ed against him. The conduct of Jesus Christ hadalways been remarkable for submission to magistra-cy, and for contempt of human grandeurs. How-ever, he had been accused before Pilate of havingforbidden to pay tribute to Caesar, and of havingaffected royalty. Pilate had examined him on thesetwo articles, and on both, Jesus Christ had justifiedhis innocence, confounded his accusers, and satisfi-ed his judge.An upright judge would have acquitted this illus-trious prisoner after he had acknowledged his in-nocence. Pilate took another method. Whether itwere cowardice, or folly, or policy, or all these dis-positions together, he seized the first opportunity thatoffered, to remove a cause into another court, which,he thought he could not determine without dangerto himself. My brethren, I have know n many ma-gistrates of consummate knowledge ; I have seenmany of incorruptible principles, whose equity wasincapable of diversion by those bribes which thescripture saith blind the eyes of the wise, Exod. xxiii. 8.But how rare are they who have resolution enough,not only to judge with rectitude, but also to supportwith an undaunted heroism, those ufirages whichare the dictates of equity and truth ! Pilate, insteadof discharging Jesus Christ from his persecutors andexecutioners, in some sort assisted their cruelty.Christianity not seditious. 193Neither able sufficiently to stifle the dictates of hisown conscience to condemn him, nor obedientenough to them to acquit him, he endeavoured tofind a judge, either more courageous, \vho mightdeliver him, or less scrupulous, who might condemnhim to death.The countrymen of Jesus Christ furnished Pilatew ith a pretence. They were the morejiercey saith ourEvangelist, saying. He stirreth up the people fromGalilee to this place. Who were they who broughtthis accusation against Jesus Christ ? Were they on-ly the Roman soldiery and the Jewish populace ?No : they were divines and ecclesiastics ! ... letlis turn from these horrors.
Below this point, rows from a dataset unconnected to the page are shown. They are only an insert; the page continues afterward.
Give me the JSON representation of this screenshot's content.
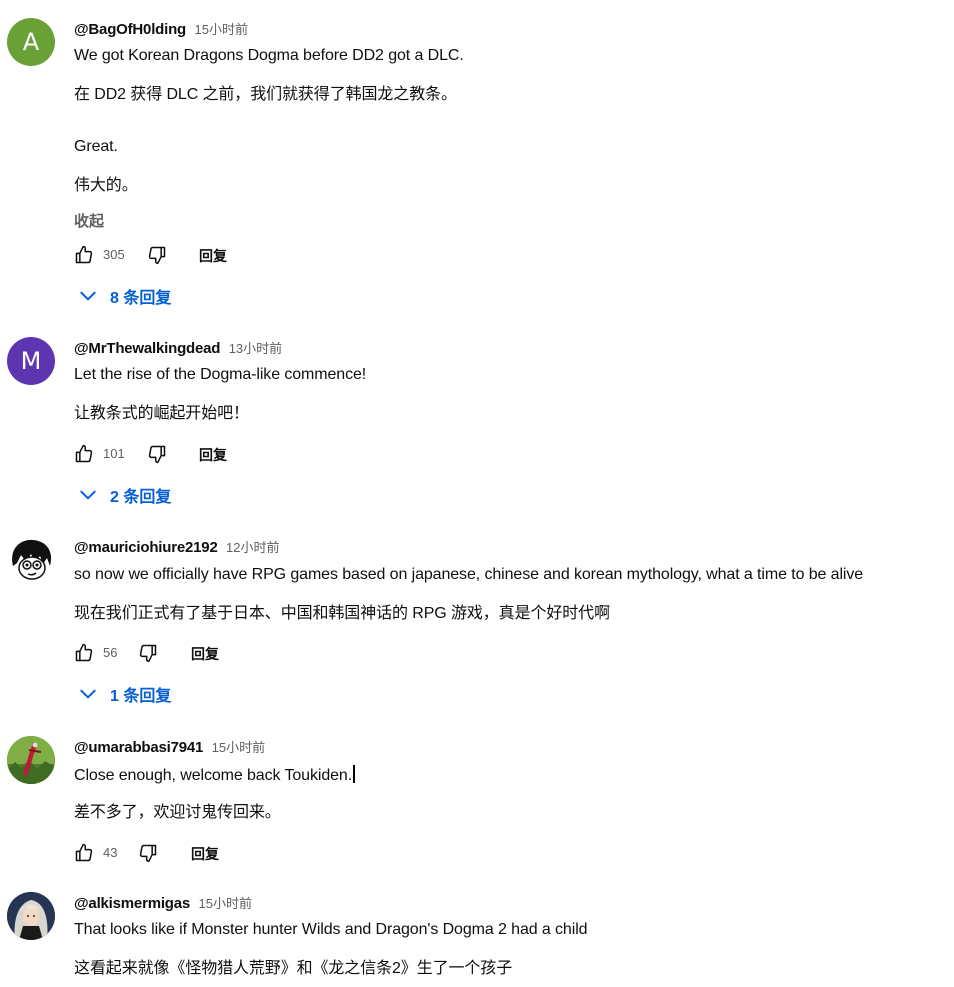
{
  "colors": {
    "link_blue": "#065fd4",
    "meta_gray": "#606060",
    "avatar_a": "#6aa136",
    "avatar_m": "#5e35b1"
  },
  "comments": [
    {
      "avatar_letter": "A",
      "handle": "@BagOfH0lding",
      "time": "15小时前",
      "lines": [
        "We got Korean Dragons Dogma before DD2 got a DLC.",
        "在 DD2 获得 DLC 之前，我们就获得了韩国龙之教条。",
        "Great.",
        "伟大的。"
      ],
      "collapse_label": "收起",
      "likes": "305",
      "reply_label": "回复",
      "replies_label": "8 条回复"
    },
    {
      "avatar_letter": "M",
      "handle": "@MrThewalkingdead",
      "time": "13小时前",
      "lines": [
        "Let the rise of the Dogma-like commence!",
        "让教条式的崛起开始吧！"
      ],
      "likes": "101",
      "reply_label": "回复",
      "replies_label": "2 条回复"
    },
    {
      "avatar_icon": "cartoon-face-avatar",
      "handle": "@mauriciohiure2192",
      "time": "12小时前",
      "lines": [
        "so now we officially have RPG games based on japanese, chinese and korean mythology, what a time to be alive",
        "现在我们正式有了基于日本、中国和韩国神话的 RPG 游戏，真是个好时代啊"
      ],
      "likes": "56",
      "reply_label": "回复",
      "replies_label": "1 条回复"
    },
    {
      "avatar_icon": "sword-grass-avatar",
      "handle": "@umarabbasi7941",
      "time": "15小时前",
      "lines": [
        "Close enough, welcome back Toukiden.",
        "差不多了，欢迎讨鬼传回来。"
      ],
      "likes": "43",
      "reply_label": "回复"
    },
    {
      "avatar_icon": "anime-character-avatar",
      "handle": "@alkismermigas",
      "time": "15小时前",
      "lines": [
        "That looks like if Monster hunter Wilds and Dragon's Dogma 2 had a child",
        "这看起来就像《怪物猎人荒野》和《龙之信条2》生了一个孩子"
      ]
    }
  ]
}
When Pilate heard ojGalilee, adds St. Luke, he asked whether the man jvere a Galilean 1 Christ was born in Bethlehem, atown in Judea, according to this prophecy of Mi-cah : " And thou, Bethlehem, in the land of .Tudah>" art not the least among the princes of Judah ;" for out of thee shall come a governor, that shall" rule my people Israel," Matt. ii. 6. ; but his motherw^as of Nazareth, in Galilee, from whence she cameto Jerusalem with Joseph, on account of a commandof Augustus, w4iich it is needless to enlarge on here.

You're Reading a Free Preview

Download
scribd
/*********** DO NOT ALTER ANYTHING BELOW THIS LINE ! ************/ var s_code=s.t();if(s_code)document.write(s_code)//-->